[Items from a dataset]
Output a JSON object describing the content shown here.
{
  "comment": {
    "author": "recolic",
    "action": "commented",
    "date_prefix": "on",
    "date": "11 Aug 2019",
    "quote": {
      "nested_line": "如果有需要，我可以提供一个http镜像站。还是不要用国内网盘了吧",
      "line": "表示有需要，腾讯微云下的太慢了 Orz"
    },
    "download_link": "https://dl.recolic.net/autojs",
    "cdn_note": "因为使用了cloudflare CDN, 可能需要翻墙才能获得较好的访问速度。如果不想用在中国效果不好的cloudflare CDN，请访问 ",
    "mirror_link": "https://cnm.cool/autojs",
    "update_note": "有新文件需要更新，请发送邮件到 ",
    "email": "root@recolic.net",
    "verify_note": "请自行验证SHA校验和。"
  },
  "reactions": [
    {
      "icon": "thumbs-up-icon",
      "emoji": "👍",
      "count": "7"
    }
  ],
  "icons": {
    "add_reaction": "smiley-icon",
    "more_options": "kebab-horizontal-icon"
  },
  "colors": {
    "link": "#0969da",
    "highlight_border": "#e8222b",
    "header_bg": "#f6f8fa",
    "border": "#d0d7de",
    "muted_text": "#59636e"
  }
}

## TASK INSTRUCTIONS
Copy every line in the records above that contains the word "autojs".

## SOLUTION TO THIS PROBLEM
    "download_link": "https://dl.recolic.net/autojs",
    "mirror_link": "https://cnm.cool/autojs",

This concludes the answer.